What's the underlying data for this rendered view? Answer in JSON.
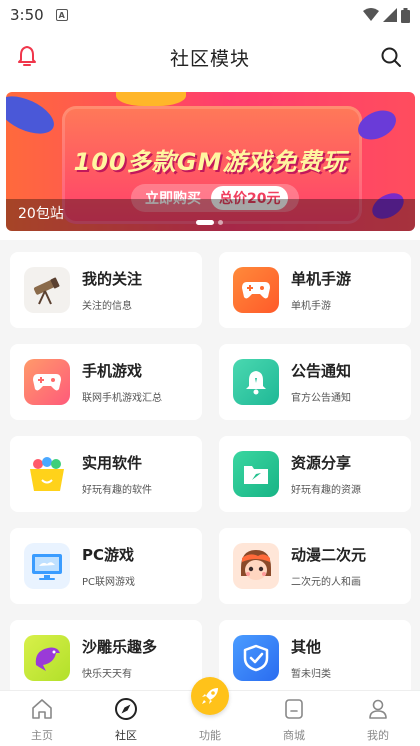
{
  "status": {
    "time": "3:50",
    "notif_letter": "A"
  },
  "header": {
    "title": "社区模块"
  },
  "banner": {
    "headline": "100多款GM游戏免费玩",
    "buy_label": "立即购买",
    "price_label": "总价20元",
    "caption": "20包站"
  },
  "tiles": [
    {
      "name": "我的关注",
      "desc": "关注的信息",
      "icon": "telescope-icon"
    },
    {
      "name": "单机手游",
      "desc": "单机手游",
      "icon": "gamepad-icon"
    },
    {
      "name": "手机游戏",
      "desc": "联网手机游戏汇总",
      "icon": "gamepad-icon"
    },
    {
      "name": "公告通知",
      "desc": "官方公告通知",
      "icon": "bell-icon"
    },
    {
      "name": "实用软件",
      "desc": "好玩有趣的软件",
      "icon": "basket-icon"
    },
    {
      "name": "资源分享",
      "desc": "好玩有趣的资源",
      "icon": "folder-share-icon"
    },
    {
      "name": "PC游戏",
      "desc": "PC联网游戏",
      "icon": "monitor-icon"
    },
    {
      "name": "动漫二次元",
      "desc": "二次元的人和画",
      "icon": "anime-avatar-icon"
    },
    {
      "name": "沙雕乐趣多",
      "desc": "快乐天天有",
      "icon": "dolphin-icon"
    },
    {
      "name": "其他",
      "desc": "暂未归类",
      "icon": "shield-check-icon"
    }
  ],
  "tabs": [
    {
      "label": "主页",
      "icon": "home-icon"
    },
    {
      "label": "社区",
      "icon": "compass-icon",
      "active": true
    },
    {
      "label": "功能",
      "icon": "rocket-icon"
    },
    {
      "label": "商城",
      "icon": "shop-icon"
    },
    {
      "label": "我的",
      "icon": "user-icon"
    }
  ],
  "colors": {
    "accent_red": "#f0364b",
    "fab_yellow": "#ffc21a"
  }
}
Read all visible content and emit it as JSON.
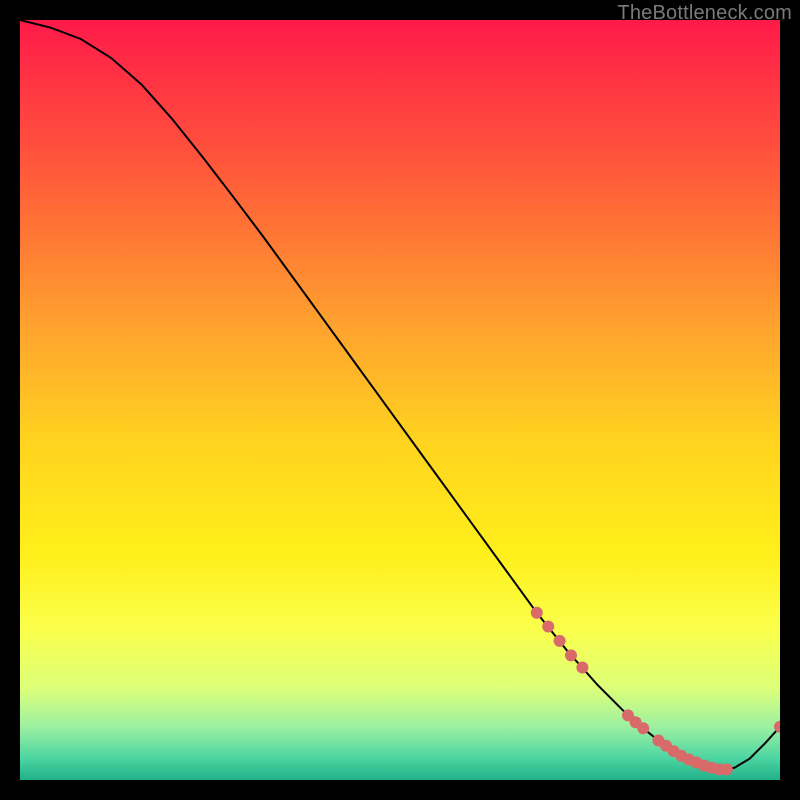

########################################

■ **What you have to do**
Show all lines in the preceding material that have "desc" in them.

■ **Answer to this exercise**
      "desc": "关注的信息",
      "desc": "单机手游",
      "desc": "联网手机游戏汇总",
      "desc": "官方公告通知",
      "desc": "好玩有趣的软件",
      "desc": "好玩有趣的资源",
      "desc": "PC联网游戏",
      "desc": "二次元的人和画",
      "desc": "快乐天天有",
      "desc": "暂未归类",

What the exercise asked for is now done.